A recent study revealed a dearth of African-American HIV/AIDS researchers and connected the shortage to historical and social factors that keep potential researchers from entering the field, Medical News Today reports.

African Americans currently make up 49 percent of new HIV cases in the United States, and nearly 500,000 are HIV positive.

According to the article, barriers stand in the way. Within the medical and science fields, African Americans are rarely exposed to mentoring, research training and the ways in which research teams form and work together. On an individual level, African-American students lack role models, which might lead to negative thoughts about their ability to excel in the career.

The best way to break down these barriers is to make individuals a part of the solution and not the problem, said lead author Gail Wyatt, MD, a professor of psychiatry and biobehavioral sciences at the Semel Institute for Neuroscience and Human Behavior at University of California in Los Angeles. “We need African-American experts who are at the forefront of HIV/AIDS prevention,” Wyatt added.

The authors of the study recommend steps that universities, other institutions of higher learning and private and government funders of research and training can take to increase the amount of African-American HIV/AIDS researchers.

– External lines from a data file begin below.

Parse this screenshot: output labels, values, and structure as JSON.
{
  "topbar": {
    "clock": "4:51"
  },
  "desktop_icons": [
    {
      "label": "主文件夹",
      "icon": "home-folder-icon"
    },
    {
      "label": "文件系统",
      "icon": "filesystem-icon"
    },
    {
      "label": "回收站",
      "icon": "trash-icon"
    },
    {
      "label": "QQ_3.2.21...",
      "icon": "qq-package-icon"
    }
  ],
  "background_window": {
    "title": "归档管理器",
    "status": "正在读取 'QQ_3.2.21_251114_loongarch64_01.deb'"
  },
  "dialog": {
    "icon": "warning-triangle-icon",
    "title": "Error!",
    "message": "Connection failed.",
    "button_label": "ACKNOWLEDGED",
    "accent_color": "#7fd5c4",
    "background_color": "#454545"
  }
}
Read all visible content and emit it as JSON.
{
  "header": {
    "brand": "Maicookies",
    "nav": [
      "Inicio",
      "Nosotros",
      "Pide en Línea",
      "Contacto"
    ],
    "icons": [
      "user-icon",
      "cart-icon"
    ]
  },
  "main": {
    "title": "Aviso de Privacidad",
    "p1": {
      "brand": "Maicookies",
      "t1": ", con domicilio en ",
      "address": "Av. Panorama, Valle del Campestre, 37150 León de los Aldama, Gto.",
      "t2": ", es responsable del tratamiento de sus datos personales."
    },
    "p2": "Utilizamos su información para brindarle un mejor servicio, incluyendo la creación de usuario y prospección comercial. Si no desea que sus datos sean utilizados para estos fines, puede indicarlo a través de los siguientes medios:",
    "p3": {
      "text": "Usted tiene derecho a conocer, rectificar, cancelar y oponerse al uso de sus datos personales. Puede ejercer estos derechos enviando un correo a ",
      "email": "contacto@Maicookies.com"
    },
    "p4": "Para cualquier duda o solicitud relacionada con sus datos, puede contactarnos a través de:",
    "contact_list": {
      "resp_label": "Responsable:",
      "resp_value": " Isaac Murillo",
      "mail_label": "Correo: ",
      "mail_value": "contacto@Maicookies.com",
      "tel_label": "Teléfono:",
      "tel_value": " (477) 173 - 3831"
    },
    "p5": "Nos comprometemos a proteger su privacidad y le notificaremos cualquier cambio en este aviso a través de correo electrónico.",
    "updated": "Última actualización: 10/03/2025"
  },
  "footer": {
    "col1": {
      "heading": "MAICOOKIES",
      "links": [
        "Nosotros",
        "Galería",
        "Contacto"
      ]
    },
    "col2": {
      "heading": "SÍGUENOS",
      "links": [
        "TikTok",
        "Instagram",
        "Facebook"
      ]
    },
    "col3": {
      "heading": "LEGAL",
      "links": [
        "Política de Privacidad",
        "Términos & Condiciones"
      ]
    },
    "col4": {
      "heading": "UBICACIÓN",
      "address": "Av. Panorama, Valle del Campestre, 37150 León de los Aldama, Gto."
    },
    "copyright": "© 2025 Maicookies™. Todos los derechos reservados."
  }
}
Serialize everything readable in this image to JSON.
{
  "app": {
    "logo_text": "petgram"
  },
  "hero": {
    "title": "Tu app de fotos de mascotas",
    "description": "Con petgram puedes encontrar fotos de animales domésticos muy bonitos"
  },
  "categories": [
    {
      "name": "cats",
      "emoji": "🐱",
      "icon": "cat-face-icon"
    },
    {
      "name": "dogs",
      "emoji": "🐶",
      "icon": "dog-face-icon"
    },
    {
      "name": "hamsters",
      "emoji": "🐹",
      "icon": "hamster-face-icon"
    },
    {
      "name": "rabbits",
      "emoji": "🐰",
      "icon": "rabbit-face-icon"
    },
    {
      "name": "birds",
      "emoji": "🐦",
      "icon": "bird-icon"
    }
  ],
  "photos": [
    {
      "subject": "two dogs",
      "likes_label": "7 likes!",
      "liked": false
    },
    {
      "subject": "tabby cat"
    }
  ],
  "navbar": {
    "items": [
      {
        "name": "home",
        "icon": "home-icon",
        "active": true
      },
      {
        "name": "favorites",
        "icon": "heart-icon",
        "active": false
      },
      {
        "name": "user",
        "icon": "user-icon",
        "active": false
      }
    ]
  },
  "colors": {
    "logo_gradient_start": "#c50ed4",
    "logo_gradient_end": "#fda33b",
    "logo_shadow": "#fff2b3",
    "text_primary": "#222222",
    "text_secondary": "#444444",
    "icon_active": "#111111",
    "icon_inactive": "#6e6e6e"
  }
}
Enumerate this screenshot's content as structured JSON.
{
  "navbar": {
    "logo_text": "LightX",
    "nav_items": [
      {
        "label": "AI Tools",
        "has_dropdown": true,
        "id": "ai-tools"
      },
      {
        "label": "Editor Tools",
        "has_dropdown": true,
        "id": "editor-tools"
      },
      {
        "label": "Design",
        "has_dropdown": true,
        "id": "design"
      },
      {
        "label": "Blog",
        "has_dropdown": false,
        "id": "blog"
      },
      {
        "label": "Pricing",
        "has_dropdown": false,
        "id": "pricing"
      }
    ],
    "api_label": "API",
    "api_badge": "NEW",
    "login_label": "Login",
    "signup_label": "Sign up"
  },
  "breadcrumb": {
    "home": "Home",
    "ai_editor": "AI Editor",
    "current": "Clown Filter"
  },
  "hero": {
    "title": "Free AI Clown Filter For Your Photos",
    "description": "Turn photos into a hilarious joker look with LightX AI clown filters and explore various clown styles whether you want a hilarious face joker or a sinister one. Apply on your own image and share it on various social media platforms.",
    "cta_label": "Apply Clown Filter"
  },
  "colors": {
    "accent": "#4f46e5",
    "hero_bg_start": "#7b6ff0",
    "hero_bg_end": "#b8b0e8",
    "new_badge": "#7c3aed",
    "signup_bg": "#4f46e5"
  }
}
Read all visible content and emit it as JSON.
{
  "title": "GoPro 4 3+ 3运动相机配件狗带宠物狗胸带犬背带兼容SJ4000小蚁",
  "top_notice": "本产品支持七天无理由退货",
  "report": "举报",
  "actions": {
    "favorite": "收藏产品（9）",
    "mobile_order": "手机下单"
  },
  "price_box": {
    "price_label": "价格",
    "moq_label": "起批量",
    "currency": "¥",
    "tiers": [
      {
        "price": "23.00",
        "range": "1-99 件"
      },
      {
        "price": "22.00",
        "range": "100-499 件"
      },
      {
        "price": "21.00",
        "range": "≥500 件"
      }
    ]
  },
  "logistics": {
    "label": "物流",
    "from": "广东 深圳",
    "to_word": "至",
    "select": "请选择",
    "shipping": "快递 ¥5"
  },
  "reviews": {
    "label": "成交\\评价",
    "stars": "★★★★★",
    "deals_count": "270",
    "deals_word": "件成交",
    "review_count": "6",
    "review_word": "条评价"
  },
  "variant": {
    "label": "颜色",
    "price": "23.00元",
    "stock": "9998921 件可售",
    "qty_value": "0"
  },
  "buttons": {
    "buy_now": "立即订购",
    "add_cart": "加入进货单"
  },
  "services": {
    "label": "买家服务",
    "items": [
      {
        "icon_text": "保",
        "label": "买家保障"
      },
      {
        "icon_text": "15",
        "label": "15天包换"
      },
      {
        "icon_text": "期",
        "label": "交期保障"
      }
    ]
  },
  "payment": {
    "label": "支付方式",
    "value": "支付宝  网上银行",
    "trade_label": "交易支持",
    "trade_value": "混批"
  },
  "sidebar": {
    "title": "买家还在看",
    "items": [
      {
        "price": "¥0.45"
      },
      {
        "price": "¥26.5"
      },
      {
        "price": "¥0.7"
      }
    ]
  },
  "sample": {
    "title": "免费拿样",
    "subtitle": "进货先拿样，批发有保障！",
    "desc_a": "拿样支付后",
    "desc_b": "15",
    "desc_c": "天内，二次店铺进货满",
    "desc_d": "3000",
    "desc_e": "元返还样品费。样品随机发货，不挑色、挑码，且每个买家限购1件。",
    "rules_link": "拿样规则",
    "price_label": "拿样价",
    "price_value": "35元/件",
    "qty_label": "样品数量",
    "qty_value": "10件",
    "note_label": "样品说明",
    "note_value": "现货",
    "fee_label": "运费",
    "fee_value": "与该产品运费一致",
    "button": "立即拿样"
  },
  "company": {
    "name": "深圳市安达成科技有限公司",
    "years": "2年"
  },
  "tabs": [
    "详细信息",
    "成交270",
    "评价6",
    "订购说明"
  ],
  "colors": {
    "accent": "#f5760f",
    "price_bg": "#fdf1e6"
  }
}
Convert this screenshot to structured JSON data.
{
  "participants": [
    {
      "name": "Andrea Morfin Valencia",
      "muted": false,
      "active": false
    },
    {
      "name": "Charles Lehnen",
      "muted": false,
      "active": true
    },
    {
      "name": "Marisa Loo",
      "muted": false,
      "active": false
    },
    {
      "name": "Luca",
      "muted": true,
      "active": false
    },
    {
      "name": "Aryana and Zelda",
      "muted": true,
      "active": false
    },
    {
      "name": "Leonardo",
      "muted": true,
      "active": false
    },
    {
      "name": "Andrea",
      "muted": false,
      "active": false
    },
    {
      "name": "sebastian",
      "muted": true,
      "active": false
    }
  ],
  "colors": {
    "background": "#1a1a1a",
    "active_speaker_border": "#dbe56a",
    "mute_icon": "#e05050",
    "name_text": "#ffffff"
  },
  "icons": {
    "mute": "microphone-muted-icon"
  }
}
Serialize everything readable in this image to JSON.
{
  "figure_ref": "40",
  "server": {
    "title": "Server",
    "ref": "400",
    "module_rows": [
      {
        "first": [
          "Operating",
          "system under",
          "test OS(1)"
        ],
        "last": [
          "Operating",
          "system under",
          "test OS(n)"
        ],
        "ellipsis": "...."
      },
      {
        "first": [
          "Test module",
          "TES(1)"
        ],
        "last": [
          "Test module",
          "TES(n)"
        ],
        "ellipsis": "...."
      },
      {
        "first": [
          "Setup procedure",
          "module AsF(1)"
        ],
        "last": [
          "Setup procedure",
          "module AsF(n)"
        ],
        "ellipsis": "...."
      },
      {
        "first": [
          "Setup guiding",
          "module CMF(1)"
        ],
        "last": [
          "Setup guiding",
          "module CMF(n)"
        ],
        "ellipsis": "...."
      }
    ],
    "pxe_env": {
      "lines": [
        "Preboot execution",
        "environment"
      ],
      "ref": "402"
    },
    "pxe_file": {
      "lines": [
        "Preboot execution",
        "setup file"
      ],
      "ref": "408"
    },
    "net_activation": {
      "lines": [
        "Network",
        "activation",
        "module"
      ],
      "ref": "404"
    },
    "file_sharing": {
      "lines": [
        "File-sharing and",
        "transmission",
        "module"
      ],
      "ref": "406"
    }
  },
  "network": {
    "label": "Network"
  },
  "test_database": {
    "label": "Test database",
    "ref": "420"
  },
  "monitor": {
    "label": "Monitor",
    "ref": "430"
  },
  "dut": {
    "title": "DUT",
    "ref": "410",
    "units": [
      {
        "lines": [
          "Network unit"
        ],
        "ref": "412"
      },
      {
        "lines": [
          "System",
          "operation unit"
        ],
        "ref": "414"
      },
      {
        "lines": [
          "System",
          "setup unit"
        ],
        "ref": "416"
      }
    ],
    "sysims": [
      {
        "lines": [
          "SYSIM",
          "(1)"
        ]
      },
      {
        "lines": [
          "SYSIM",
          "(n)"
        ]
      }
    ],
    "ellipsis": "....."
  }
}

For example, they could provide mentors for graduate students and professional training programs, as well as invest in research that encourages collaborations with traditionally African-American and minority-serving institutions. “HIV/AIDS research conducted by highly trained African Americans should be the norm and not the exception,” stated the authors of the study.